## [EXERCISE DESCRIPTION]
Print all of the data below exactly as it appears, leaving out every image.
====================
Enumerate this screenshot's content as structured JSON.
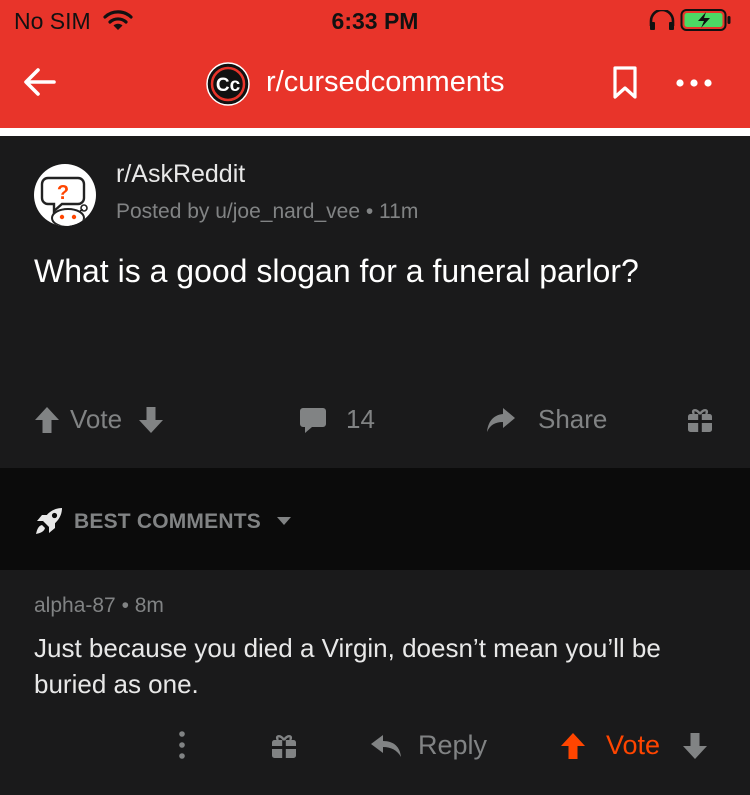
{
  "status_bar": {
    "carrier": "No SIM",
    "time": "6:33 PM"
  },
  "nav": {
    "title": "r/cursedcomments",
    "logo_text": "Cc"
  },
  "post": {
    "subreddit": "r/AskReddit",
    "meta": "Posted by u/joe_nard_vee • 11m",
    "title": "What is a good slogan for a funeral parlor?",
    "vote_label": "Vote",
    "comment_count": "14",
    "share_label": "Share"
  },
  "sort": {
    "label": "BEST COMMENTS"
  },
  "comment": {
    "meta": "alpha-87 • 8m",
    "body": "Just because you died a Virgin, doesn’t mean you’ll be buried as one.",
    "reply_label": "Reply",
    "vote_label": "Vote"
  },
  "colors": {
    "header": "#e8342a",
    "background": "#1a1a1b",
    "sortbar": "#0b0b0b",
    "upvote_accent": "#ff4500",
    "muted_text": "#818384"
  },
  "icons": [
    "wifi-icon",
    "headphones-icon",
    "battery-charging-icon",
    "back-arrow-icon",
    "bookmark-icon",
    "more-icon",
    "askreddit-avatar-icon",
    "upvote-icon",
    "downvote-icon",
    "comment-icon",
    "share-icon",
    "award-icon",
    "rocket-icon",
    "caret-down-icon",
    "reply-icon",
    "dots-vertical-icon"
  ]
}
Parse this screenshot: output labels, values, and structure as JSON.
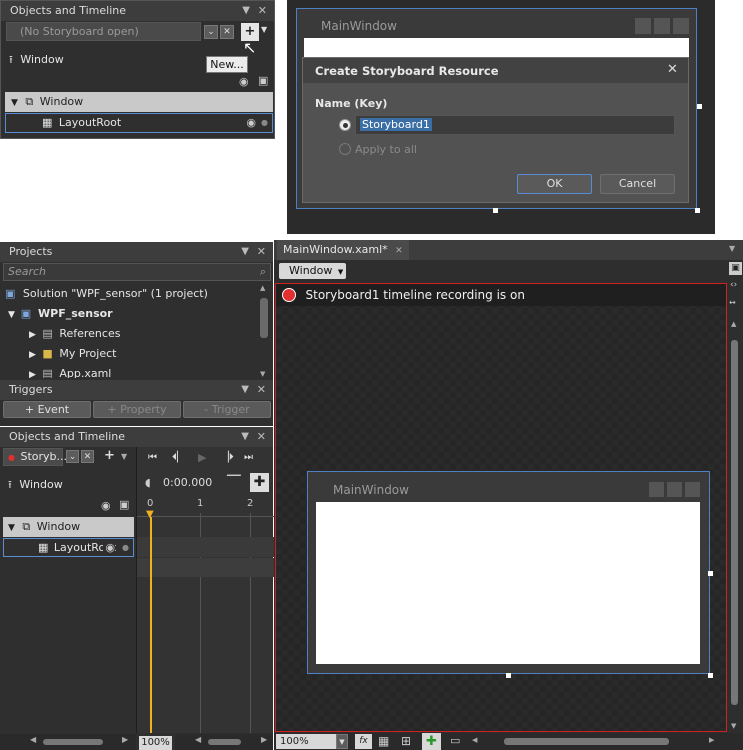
{
  "top_left_panel": {
    "title": "Objects and Timeline",
    "storyboard": "(No Storyboard open)",
    "window_label": "Window",
    "tooltip": "New...",
    "tree_window": "Window",
    "tree_layoutroot": "LayoutRoot"
  },
  "dialog": {
    "bg_window_title": "MainWindow",
    "title": "Create Storyboard Resource",
    "name_key_label": "Name (Key)",
    "name_value": "Storyboard1",
    "apply_all_label": "Apply to all",
    "ok_label": "OK",
    "cancel_label": "Cancel"
  },
  "projects_panel": {
    "title": "Projects",
    "search_placeholder": "Search",
    "items": [
      "Solution \"WPF_sensor\" (1 project)",
      "WPF_sensor",
      "References",
      "My Project",
      "App.xaml"
    ]
  },
  "triggers_panel": {
    "title": "Triggers",
    "event_label": "+ Event",
    "property_label": "+ Property",
    "trigger_label": "- Trigger"
  },
  "timeline_panel": {
    "title": "Objects and Timeline",
    "storyboard": "Storyb...",
    "window_label": "Window",
    "time": "0:00.000",
    "ticks": [
      "0",
      "1",
      "2"
    ],
    "tree_window": "Window",
    "tree_layoutroot": "LayoutRoot",
    "zoom": "100%"
  },
  "editor": {
    "tab_label": "MainWindow.xaml*",
    "breadcrumb": "Window",
    "recording_text": "Storyboard1 timeline recording is on",
    "canvas_window_title": "MainWindow",
    "zoom": "100%"
  }
}
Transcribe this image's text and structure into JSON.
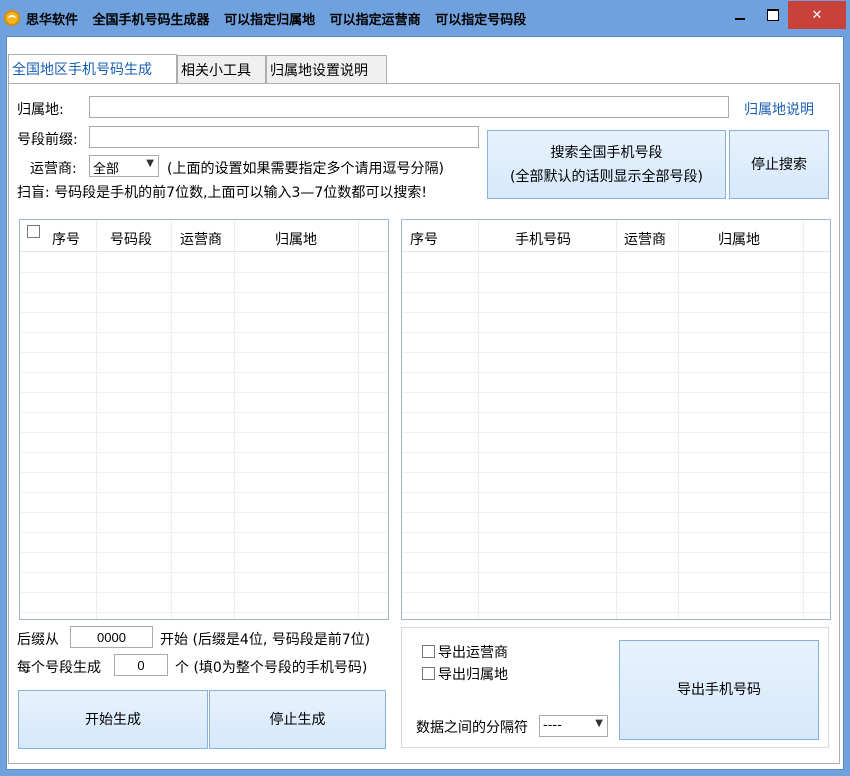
{
  "window": {
    "title_parts": [
      "思华软件",
      "全国手机号码生成器",
      "可以指定归属地",
      "可以指定运营商",
      "可以指定号码段"
    ]
  },
  "tabs": [
    {
      "label": "全国地区手机号码生成",
      "active": true
    },
    {
      "label": "相关小工具",
      "active": false
    },
    {
      "label": "归属地设置说明",
      "active": false
    }
  ],
  "form": {
    "location_label": "归属地:",
    "location_value": "",
    "location_help_link": "归属地说明",
    "prefix_label": "号段前缀:",
    "prefix_value": "",
    "carrier_label": "运营商:",
    "carrier_value": "全部",
    "carrier_hint": "(上面的设置如果需要指定多个请用逗号分隔)",
    "scan_hint": "扫盲: 号码段是手机的前7位数,上面可以输入3—7位数都可以搜索!",
    "search_button": [
      "搜索全国手机号段",
      "(全部默认的话则显示全部号段)"
    ],
    "stop_search_button": "停止搜索"
  },
  "left_table": {
    "columns": [
      "序号",
      "号码段",
      "运营商",
      "归属地"
    ],
    "rows": []
  },
  "right_table": {
    "columns": [
      "序号",
      "手机号码",
      "运营商",
      "归属地"
    ],
    "rows": []
  },
  "generate": {
    "suffix_from_label": "后缀从",
    "suffix_from_value": "0000",
    "suffix_start_hint": "开始 (后缀是4位, 号码段是前7位)",
    "per_segment_label": "每个号段生成",
    "per_segment_value": "0",
    "per_segment_hint": "个 (填0为整个号段的手机号码)",
    "start_button": "开始生成",
    "stop_button": "停止生成"
  },
  "export": {
    "export_carrier_label": "导出运营商",
    "export_location_label": "导出归属地",
    "separator_label": "数据之间的分隔符",
    "separator_value": "----",
    "export_button": "导出手机号码"
  }
}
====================
## [SOLUTION]
Enumerate this screenshot's content as structured JSON.
{
  "status_bar": {
    "carrier": "No SIM",
    "time": "6:33 PM"
  },
  "nav": {
    "title": "r/cursedcomments",
    "logo_text": "Cc"
  },
  "post": {
    "subreddit": "r/AskReddit",
    "meta": "Posted by u/joe_nard_vee • 11m",
    "title": "What is a good slogan for a funeral parlor?",
    "vote_label": "Vote",
    "comment_count": "14",
    "share_label": "Share"
  },
  "sort": {
    "label": "BEST COMMENTS"
  },
  "comment": {
    "meta": "alpha-87 • 8m",
    "body": "Just because you died a Virgin, doesn’t mean you’ll be buried as one.",
    "reply_label": "Reply",
    "vote_label": "Vote"
  },
  "colors": {
    "header": "#e8342a",
    "background": "#1a1a1b",
    "sortbar": "#0b0b0b",
    "upvote_accent": "#ff4500",
    "muted_text": "#818384"
  },
  "icons": [
    "wifi-icon",
    "headphones-icon",
    "battery-charging-icon",
    "back-arrow-icon",
    "bookmark-icon",
    "more-icon",
    "askreddit-avatar-icon",
    "upvote-icon",
    "downvote-icon",
    "comment-icon",
    "share-icon",
    "award-icon",
    "rocket-icon",
    "caret-down-icon",
    "reply-icon",
    "dots-vertical-icon"
  ]
}
Parse this screenshot: output labels, values, and structure as JSON.
{
  "top_left_panel": {
    "title": "Objects and Timeline",
    "storyboard": "(No Storyboard open)",
    "window_label": "Window",
    "tooltip": "New...",
    "tree_window": "Window",
    "tree_layoutroot": "LayoutRoot"
  },
  "dialog": {
    "bg_window_title": "MainWindow",
    "title": "Create Storyboard Resource",
    "name_key_label": "Name (Key)",
    "name_value": "Storyboard1",
    "apply_all_label": "Apply to all",
    "ok_label": "OK",
    "cancel_label": "Cancel"
  },
  "projects_panel": {
    "title": "Projects",
    "search_placeholder": "Search",
    "items": [
      "Solution \"WPF_sensor\" (1 project)",
      "WPF_sensor",
      "References",
      "My Project",
      "App.xaml"
    ]
  },
  "triggers_panel": {
    "title": "Triggers",
    "event_label": "+ Event",
    "property_label": "+ Property",
    "trigger_label": "- Trigger"
  },
  "timeline_panel": {
    "title": "Objects and Timeline",
    "storyboard": "Storyb...",
    "window_label": "Window",
    "time": "0:00.000",
    "ticks": [
      "0",
      "1",
      "2"
    ],
    "tree_window": "Window",
    "tree_layoutroot": "LayoutRoot",
    "zoom": "100%"
  },
  "editor": {
    "tab_label": "MainWindow.xaml*",
    "breadcrumb": "Window",
    "recording_text": "Storyboard1 timeline recording is on",
    "canvas_window_title": "MainWindow",
    "zoom": "100%"
  }
}
Transcribe this image's text and structure into JSON.
{
  "window": {
    "title_parts": [
      "思华软件",
      "全国手机号码生成器",
      "可以指定归属地",
      "可以指定运营商",
      "可以指定号码段"
    ]
  },
  "tabs": [
    {
      "label": "全国地区手机号码生成",
      "active": true
    },
    {
      "label": "相关小工具",
      "active": false
    },
    {
      "label": "归属地设置说明",
      "active": false
    }
  ],
  "form": {
    "location_label": "归属地:",
    "location_value": "",
    "location_help_link": "归属地说明",
    "prefix_label": "号段前缀:",
    "prefix_value": "",
    "carrier_label": "运营商:",
    "carrier_value": "全部",
    "carrier_hint": "(上面的设置如果需要指定多个请用逗号分隔)",
    "scan_hint": "扫盲: 号码段是手机的前7位数,上面可以输入3—7位数都可以搜索!",
    "search_button": [
      "搜索全国手机号段",
      "(全部默认的话则显示全部号段)"
    ],
    "stop_search_button": "停止搜索"
  },
  "left_table": {
    "columns": [
      "序号",
      "号码段",
      "运营商",
      "归属地"
    ],
    "rows": []
  },
  "right_table": {
    "columns": [
      "序号",
      "手机号码",
      "运营商",
      "归属地"
    ],
    "rows": []
  },
  "generate": {
    "suffix_from_label": "后缀从",
    "suffix_from_value": "0000",
    "suffix_start_hint": "开始 (后缀是4位, 号码段是前7位)",
    "per_segment_label": "每个号段生成",
    "per_segment_value": "0",
    "per_segment_hint": "个 (填0为整个号段的手机号码)",
    "start_button": "开始生成",
    "stop_button": "停止生成"
  },
  "export": {
    "export_carrier_label": "导出运营商",
    "export_location_label": "导出归属地",
    "separator_label": "数据之间的分隔符",
    "separator_value": "----",
    "export_button": "导出手机号码"
  }
}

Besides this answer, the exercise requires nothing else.